____ Data for analysis

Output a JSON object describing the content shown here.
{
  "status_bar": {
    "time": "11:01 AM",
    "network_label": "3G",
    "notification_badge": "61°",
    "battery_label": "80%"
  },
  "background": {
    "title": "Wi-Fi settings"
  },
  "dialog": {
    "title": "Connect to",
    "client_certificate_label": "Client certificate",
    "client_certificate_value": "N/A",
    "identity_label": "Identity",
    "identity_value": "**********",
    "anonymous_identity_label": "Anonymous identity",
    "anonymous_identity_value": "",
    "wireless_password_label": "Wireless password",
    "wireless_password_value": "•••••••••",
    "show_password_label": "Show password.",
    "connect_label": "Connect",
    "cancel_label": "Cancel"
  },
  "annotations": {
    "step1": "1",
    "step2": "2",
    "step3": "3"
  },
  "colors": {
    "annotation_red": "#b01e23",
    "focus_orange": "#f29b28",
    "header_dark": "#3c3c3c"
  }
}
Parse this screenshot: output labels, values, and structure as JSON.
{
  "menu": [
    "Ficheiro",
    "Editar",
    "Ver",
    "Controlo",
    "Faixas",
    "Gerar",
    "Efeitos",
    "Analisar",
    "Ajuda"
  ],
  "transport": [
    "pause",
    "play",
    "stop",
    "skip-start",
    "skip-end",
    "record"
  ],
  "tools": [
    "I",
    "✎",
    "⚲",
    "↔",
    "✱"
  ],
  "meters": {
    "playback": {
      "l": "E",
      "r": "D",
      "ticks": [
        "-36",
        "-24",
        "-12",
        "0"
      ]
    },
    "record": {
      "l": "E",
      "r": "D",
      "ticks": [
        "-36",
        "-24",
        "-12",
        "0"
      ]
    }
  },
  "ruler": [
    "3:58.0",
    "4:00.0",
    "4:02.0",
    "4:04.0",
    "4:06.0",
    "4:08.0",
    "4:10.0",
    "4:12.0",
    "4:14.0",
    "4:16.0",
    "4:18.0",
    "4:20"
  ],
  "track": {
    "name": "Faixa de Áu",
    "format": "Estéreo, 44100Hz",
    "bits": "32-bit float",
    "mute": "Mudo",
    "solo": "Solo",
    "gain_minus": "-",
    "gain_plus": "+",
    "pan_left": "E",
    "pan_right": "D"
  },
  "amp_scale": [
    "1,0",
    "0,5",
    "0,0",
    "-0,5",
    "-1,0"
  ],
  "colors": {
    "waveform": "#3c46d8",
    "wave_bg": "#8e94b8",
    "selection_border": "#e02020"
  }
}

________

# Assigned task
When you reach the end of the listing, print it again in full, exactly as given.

# Result of the exercise
Output a JSON object describing the content shown here.
{
  "status_bar": {
    "time": "11:01 AM",
    "network_label": "3G",
    "notification_badge": "61°",
    "battery_label": "80%"
  },
  "background": {
    "title": "Wi-Fi settings"
  },
  "dialog": {
    "title": "Connect to",
    "client_certificate_label": "Client certificate",
    "client_certificate_value": "N/A",
    "identity_label": "Identity",
    "identity_value": "**********",
    "anonymous_identity_label": "Anonymous identity",
    "anonymous_identity_value": "",
    "wireless_password_label": "Wireless password",
    "wireless_password_value": "•••••••••",
    "show_password_label": "Show password.",
    "connect_label": "Connect",
    "cancel_label": "Cancel"
  },
  "annotations": {
    "step1": "1",
    "step2": "2",
    "step3": "3"
  },
  "colors": {
    "annotation_red": "#b01e23",
    "focus_orange": "#f29b28",
    "header_dark": "#3c3c3c"
  }
}
Parse this screenshot: output labels, values, and structure as JSON.
{
  "menu": [
    "Ficheiro",
    "Editar",
    "Ver",
    "Controlo",
    "Faixas",
    "Gerar",
    "Efeitos",
    "Analisar",
    "Ajuda"
  ],
  "transport": [
    "pause",
    "play",
    "stop",
    "skip-start",
    "skip-end",
    "record"
  ],
  "tools": [
    "I",
    "✎",
    "⚲",
    "↔",
    "✱"
  ],
  "meters": {
    "playback": {
      "l": "E",
      "r": "D",
      "ticks": [
        "-36",
        "-24",
        "-12",
        "0"
      ]
    },
    "record": {
      "l": "E",
      "r": "D",
      "ticks": [
        "-36",
        "-24",
        "-12",
        "0"
      ]
    }
  },
  "ruler": [
    "3:58.0",
    "4:00.0",
    "4:02.0",
    "4:04.0",
    "4:06.0",
    "4:08.0",
    "4:10.0",
    "4:12.0",
    "4:14.0",
    "4:16.0",
    "4:18.0",
    "4:20"
  ],
  "track": {
    "name": "Faixa de Áu",
    "format": "Estéreo, 44100Hz",
    "bits": "32-bit float",
    "mute": "Mudo",
    "solo": "Solo",
    "gain_minus": "-",
    "gain_plus": "+",
    "pan_left": "E",
    "pan_right": "D"
  },
  "amp_scale": [
    "1,0",
    "0,5",
    "0,0",
    "-0,5",
    "-1,0"
  ],
  "colors": {
    "waveform": "#3c46d8",
    "wave_bg": "#8e94b8",
    "selection_border": "#e02020"
  }
}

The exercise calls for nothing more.